## About this exercise
Look through the records and copy each line that has "JSON" in it.

## Records shown
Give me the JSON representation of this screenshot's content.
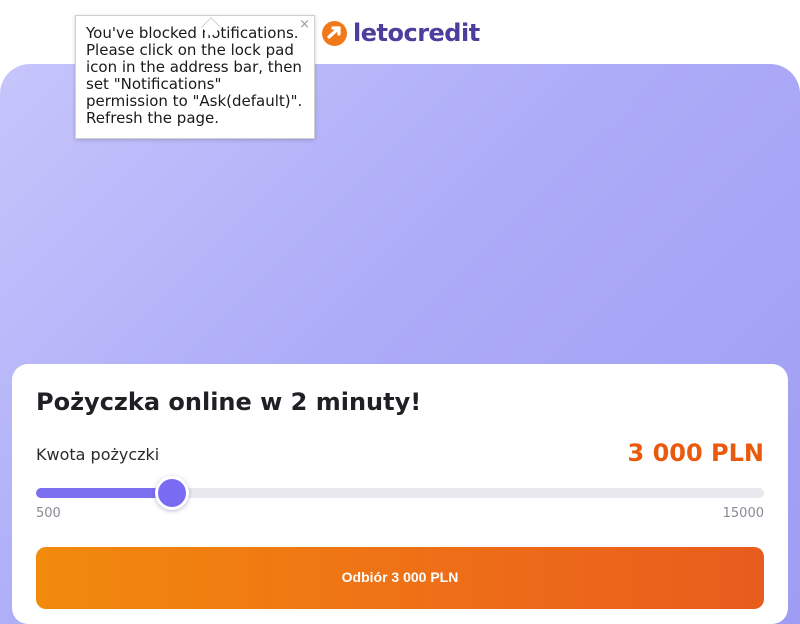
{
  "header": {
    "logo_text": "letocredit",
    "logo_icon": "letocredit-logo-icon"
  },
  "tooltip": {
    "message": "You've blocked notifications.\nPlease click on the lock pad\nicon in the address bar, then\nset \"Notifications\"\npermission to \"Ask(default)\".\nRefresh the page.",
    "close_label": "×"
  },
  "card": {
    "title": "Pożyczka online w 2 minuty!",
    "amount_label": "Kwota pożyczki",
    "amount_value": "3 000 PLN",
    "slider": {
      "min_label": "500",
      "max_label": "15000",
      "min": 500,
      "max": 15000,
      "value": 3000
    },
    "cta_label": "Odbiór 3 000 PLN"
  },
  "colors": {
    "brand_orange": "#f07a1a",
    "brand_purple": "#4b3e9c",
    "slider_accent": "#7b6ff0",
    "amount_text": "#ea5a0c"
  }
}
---
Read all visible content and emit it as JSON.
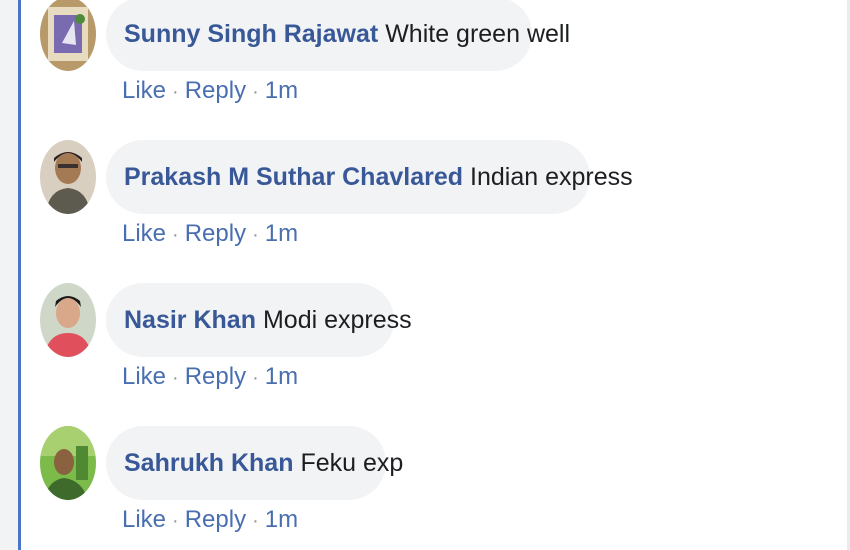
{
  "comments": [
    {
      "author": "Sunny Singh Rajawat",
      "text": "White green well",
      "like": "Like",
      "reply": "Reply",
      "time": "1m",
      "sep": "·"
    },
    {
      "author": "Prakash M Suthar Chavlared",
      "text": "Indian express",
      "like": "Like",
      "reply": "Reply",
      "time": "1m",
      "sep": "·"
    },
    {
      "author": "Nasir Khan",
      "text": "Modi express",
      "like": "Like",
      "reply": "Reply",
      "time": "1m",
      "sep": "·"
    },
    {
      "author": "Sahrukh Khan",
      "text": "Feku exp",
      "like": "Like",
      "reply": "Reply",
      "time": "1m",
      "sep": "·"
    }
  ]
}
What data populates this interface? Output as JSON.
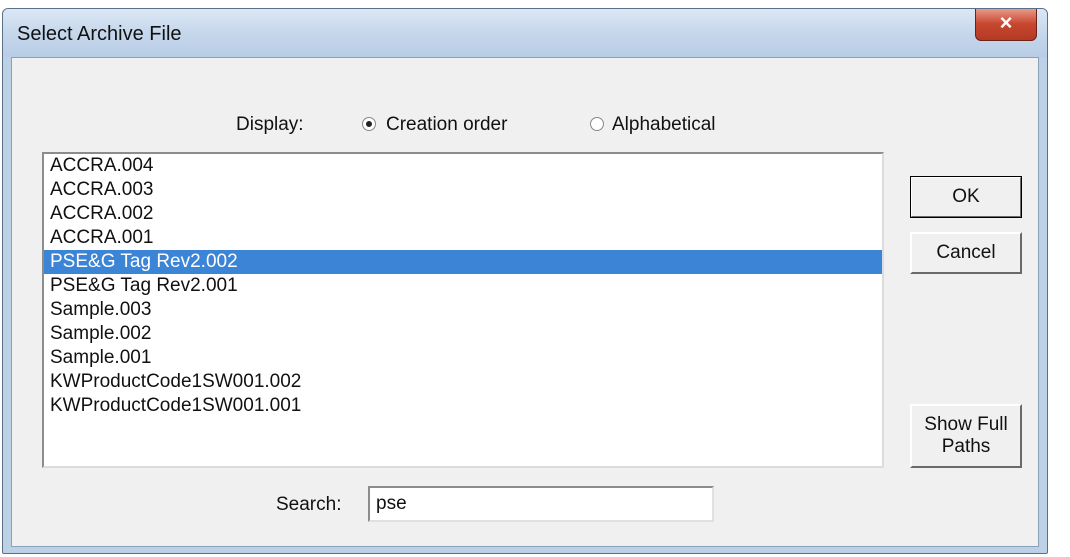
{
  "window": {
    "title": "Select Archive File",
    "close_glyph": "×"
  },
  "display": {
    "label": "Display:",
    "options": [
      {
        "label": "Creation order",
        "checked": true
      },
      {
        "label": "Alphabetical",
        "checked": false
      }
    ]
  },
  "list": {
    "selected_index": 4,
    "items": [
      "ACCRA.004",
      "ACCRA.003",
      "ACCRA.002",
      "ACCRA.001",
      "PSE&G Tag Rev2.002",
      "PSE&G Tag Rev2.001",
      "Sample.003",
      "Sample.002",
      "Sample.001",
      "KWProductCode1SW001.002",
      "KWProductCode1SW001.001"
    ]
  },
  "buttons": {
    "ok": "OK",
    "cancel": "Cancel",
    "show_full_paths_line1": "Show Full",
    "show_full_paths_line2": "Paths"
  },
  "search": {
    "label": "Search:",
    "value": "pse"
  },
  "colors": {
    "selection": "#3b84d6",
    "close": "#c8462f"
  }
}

## Solution to this exercise
Give me the JSON representation of this screenshot's content.
Read all visible content and emit it as JSON.
What data populates this interface? Output as JSON.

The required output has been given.